Many of the annual figures, however, showed deterioration. Between 2021 and 2022, the combined goods and services trade gap hit its ninth straight yearly record in real terms, as the gap widened by 9.87 percent, from $1.2334 trillion annualized to $1.3551 trillion.

In addition, as a share of real gross domestic product (GDP – the standard measure of the economy’s size), the trade gap set its third straight all-time high, worsening from 6.29 percent to 6.77 percent.

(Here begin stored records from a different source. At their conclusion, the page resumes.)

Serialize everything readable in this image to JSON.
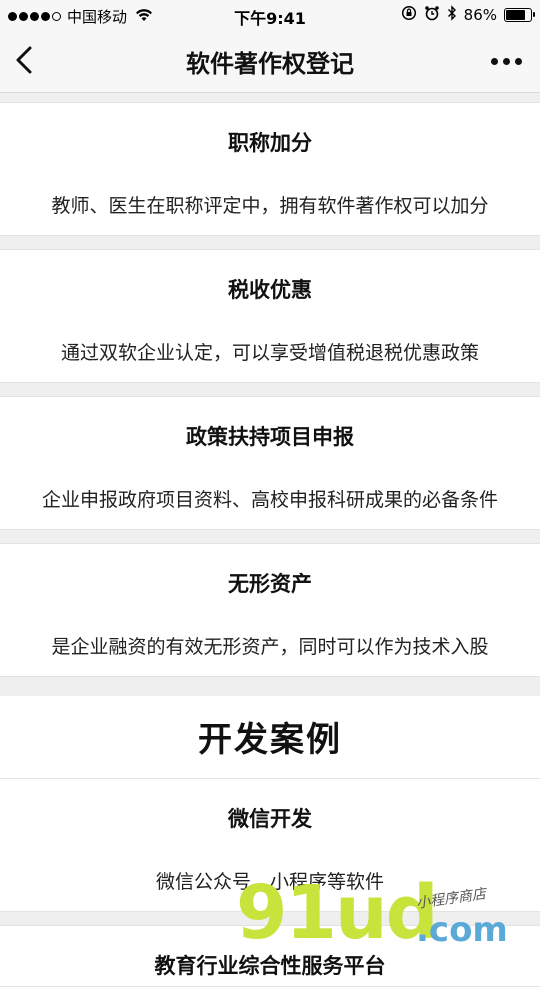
{
  "status_bar": {
    "carrier": "中国移动",
    "time": "下午9:41",
    "battery_percent": "86%",
    "battery_level": 0.86
  },
  "nav": {
    "title": "软件著作权登记"
  },
  "cards": [
    {
      "title": "职称加分",
      "desc": "教师、医生在职称评定中，拥有软件著作权可以加分"
    },
    {
      "title": "税收优惠",
      "desc": "通过双软企业认定，可以享受增值税退税优惠政策"
    },
    {
      "title": "政策扶持项目申报",
      "desc": "企业申报政府项目资料、高校申报科研成果的必备条件"
    },
    {
      "title": "无形资产",
      "desc": "是企业融资的有效无形资产，同时可以作为技术入股"
    }
  ],
  "section": {
    "title": "开发案例"
  },
  "cases": [
    {
      "title": "微信开发",
      "desc": "微信公众号、小程序等软件"
    },
    {
      "title": "教育行业综合性服务平台",
      "desc": ""
    }
  ],
  "watermark": {
    "brand": "91ud",
    "domain": ".com",
    "tagline": "小程序商店"
  }
}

The trade shortfall’s yearly rise subtracted 0.40 percentage points from 2022’s 2.08 percent price -adjusted inflation adjusted growth – a share smaller in both absolute and relative terms than in 2021, when the larger trade deficit sliced 1.25 percentage points from 5.95 percent growth. Both figures are far from records.

Total real exports climbed for the second straight year in 2022, from $2.3668 trillion to 2.5384 trillion, with the 7.25 percent growth rate the strongest since 2010’s 12.88 percent in 2010 – when the economy was recovering from the Great Recession that followed the Global Financial Crisis.

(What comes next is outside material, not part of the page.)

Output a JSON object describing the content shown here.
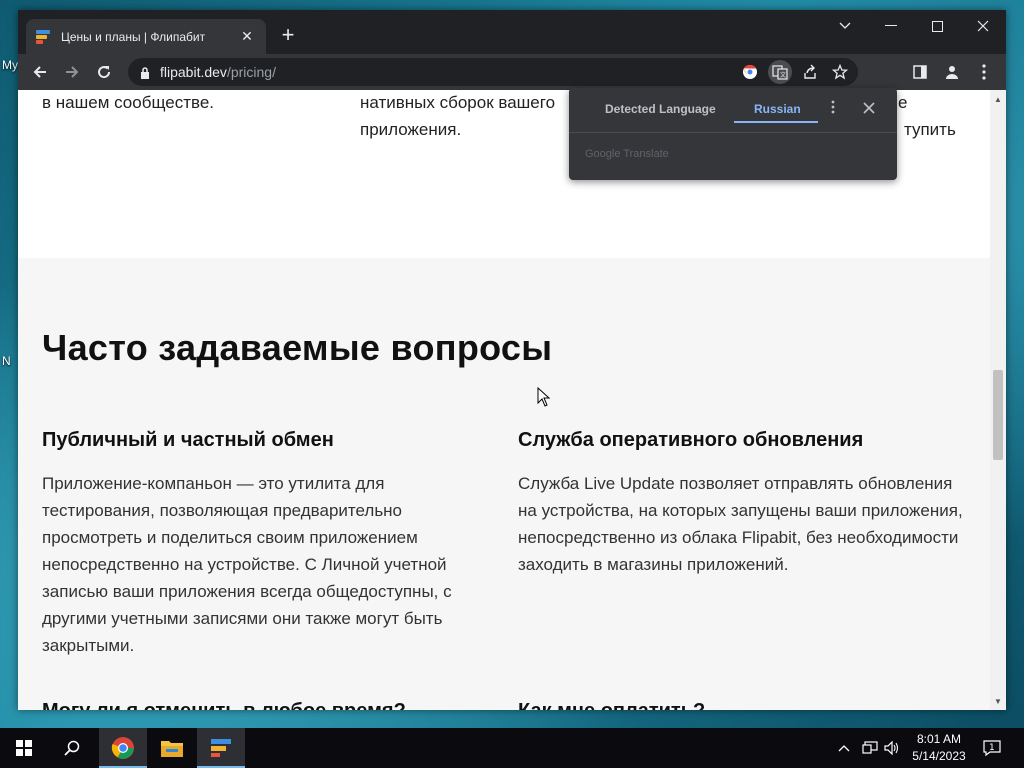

Total real imports posted their second consecutive gain, too, as well as their second straight record. The 8.15 percent increase brought the total to $3.8935 trillion.

Another new all-time annual high in 2022 was set by the constant dollar goods trade deficit, and the record in this case was the fourth in a row. By widening by 11.50 percent, the gap hit $1.5220 trillion.

And continuing the bad news, the real services trade surplus slumped by 5.23 percent in 2022. Moreover, the $162.8 billion figure was the lowest since 2010’s $158.6 billion.

On the export front, constant dollar overeas sales of goods grew by 6.33 percent, from $1.7289 trillion to $1.8383`trillion. The increase was the second straight and the total a new record – topping 2019’s $1.7915 trillion by 2.61 percent.

Yet real goods imports rose even faster. The 6.91 percent advance brought them from $3.1430 trillion to $3.3603 trillion – a second consecutive all-time high.

After-inflation services exports jumped by 9.90 percent from 2021-2022, the biggest such increasesince 2007’s 13.08 percent. And the totals expanded from $656.9 billion to $717.3 billion..

As for price-adjusted services imports, their annual surge of 14.52 percent – from $484.2 billion to $554.0 billion was the fastest ever, surpassing even last year’s robust 12.27 percent.

As always with pandemict or post-pandemic (take your pick) U.S. economic data, the outlook for real trade flows is murky, and dependent on many big unknowables – mainly how much faster and higher the Federal Reserve will hike interest rates in order to fight inflation by slowing the economy, whether it will succeed, how long its inflation-fighting moves will take to impact economic growth and consumer spending fully, how China’s reopening after months of a lockdown-heavy Zero Covid policy will proceed, and whether growth in the rest of the world will perk up or slacken.

My hunch, for the short-term anyway, is that worse inflation-adjusted trade results may keep coming. For example, the quarterly real trade deficit decrease was the smallest of that current three-quarter string. Indeed, it was much smaller than the 11.30 percent plunge between the second and third quarters – which was the greatest since the 17.95 percent nosedive between the first and second quarters of 2009, when the economy was still mired in the Great Recession that followed the Global Financial Crisis.of 2007-08.

In addition, the latest government report projection for the monthly trade deficit (measured in pre-inflation dollars) shows a significant increase in the goods gap, which makes up the lion’s share of both total U.S. trade flows and the deficit. And even if the price-adjusted trade gap continues to fall, such results will be all the less impressive against the backdrop of the economic slowdown and even contraction that’s still being widely predicted.

More specifically, I suspect that American economic growth will either at least weaken as the trade deficit moves up, or that GDP will keep plowing ahead because personal consumption remains resilient, which will keep the trade shortfall on a rebounding course.